? E.g. Wittgenstein 1953: §289: “To use a word without justification does not mean to use it without right.”
? Wittgenstein 1967: §567
? Wittgenstein 1980b: §630
? See for instance, Wittgenstein 1978: 91-4


Agamben, Giorgio 2005: The State of Exception, United States of America: The University of Chicago Press
Boudon, Raymond 2001: The Origin of Values, New Jersey: Transaction Publishers
Cameron, J.M. 1979: ‘Bodily Existence’ in Proceedings of the Catholic Philosophical Association, vol. 53 (1979), p. 59-70
McDowell, John 1979: ‘Virtue and Reason’ in Monist (1979), vol. 62, p.331-50
Putnam, Hillary 1995: Pragmatism – An open question, Oxford: Blackwell
Schmitt, Carl 1922: Politische Theologie, Munich-Leipzig: Duncker & Humbolt
Wittgenstein, Ludwig 1953: Philosophical Investigations, Oxford: Blackwell
Wittgenstein, Ludwig 1967: Zettel, Oxford: Blackwell
Wittgenstein, Ludwig 1978: Remarks on the Foundations of Mathematics, Oxford: Blackwell
Wittgenstein, Ludwig 1980a: Culture and Value, Oxford: Blackwell
Wittgenstein, Ludwig 1980b: Remarks on the Philosophy of Psychology – Volume 1, Oxford: Blackwell

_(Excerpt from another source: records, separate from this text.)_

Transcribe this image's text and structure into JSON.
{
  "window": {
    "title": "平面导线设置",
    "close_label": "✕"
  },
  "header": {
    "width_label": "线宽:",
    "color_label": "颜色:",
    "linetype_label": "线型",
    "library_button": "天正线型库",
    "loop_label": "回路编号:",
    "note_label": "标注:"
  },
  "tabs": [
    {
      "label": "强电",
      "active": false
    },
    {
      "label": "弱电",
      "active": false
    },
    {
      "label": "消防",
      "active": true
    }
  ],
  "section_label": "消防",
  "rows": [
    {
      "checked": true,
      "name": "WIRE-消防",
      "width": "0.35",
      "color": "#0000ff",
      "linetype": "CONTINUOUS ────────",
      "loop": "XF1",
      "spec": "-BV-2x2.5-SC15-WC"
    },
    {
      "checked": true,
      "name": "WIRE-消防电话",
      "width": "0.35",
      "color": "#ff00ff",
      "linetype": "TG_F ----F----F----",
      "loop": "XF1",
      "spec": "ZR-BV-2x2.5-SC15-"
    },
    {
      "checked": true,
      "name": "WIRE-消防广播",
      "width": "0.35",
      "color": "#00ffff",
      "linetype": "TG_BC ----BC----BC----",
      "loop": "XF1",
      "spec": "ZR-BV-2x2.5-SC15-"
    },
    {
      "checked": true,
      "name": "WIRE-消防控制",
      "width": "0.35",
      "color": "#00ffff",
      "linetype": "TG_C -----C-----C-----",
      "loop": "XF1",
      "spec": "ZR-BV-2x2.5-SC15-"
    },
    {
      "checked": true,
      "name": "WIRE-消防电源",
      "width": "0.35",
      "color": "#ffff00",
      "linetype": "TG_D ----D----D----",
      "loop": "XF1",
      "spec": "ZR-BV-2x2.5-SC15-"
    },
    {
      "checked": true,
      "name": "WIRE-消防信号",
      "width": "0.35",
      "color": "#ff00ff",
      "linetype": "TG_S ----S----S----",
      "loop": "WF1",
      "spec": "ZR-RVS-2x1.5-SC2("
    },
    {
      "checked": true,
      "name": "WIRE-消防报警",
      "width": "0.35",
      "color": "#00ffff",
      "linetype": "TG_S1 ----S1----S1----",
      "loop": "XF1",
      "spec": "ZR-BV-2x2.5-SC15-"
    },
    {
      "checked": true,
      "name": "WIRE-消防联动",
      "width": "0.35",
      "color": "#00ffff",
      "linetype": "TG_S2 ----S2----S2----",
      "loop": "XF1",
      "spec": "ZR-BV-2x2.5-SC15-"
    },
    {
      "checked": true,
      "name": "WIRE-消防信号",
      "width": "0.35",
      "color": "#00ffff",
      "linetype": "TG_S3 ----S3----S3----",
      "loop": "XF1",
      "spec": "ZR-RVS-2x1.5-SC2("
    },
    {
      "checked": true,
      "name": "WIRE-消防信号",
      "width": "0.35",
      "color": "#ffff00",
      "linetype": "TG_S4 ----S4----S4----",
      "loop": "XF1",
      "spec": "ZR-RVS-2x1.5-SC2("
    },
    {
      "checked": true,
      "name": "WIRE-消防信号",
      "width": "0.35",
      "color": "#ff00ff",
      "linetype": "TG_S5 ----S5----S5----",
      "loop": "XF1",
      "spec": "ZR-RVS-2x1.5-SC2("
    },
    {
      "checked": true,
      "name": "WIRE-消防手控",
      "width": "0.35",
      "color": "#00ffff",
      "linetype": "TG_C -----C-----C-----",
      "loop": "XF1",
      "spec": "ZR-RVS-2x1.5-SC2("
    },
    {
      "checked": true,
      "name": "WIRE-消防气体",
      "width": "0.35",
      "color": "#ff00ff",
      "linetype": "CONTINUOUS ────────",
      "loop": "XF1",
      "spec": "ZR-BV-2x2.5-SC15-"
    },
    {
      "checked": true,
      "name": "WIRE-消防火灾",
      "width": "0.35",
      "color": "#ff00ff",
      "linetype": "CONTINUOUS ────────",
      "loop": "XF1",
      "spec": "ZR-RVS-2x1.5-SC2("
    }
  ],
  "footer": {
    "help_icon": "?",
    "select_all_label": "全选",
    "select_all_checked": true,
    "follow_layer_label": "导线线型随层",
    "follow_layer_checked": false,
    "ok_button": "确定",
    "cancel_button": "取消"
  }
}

  • About

    Thomas Presskorn was educated at the Copenhagen Business School, where he received a BA in Economics and Philosophy. He received his MSc in Philosophy of Social Sciences from the LSE. He now teaches Linguistics and Philosophy of Science at Copenhagen Business School and is an Editor for Bedeutung Magazine.

    His essay 'Some Wittgensteinian Comments on Human Rights' appears in Bedeutung Magazine Issue 2/ Human & Divine, available here for purchase.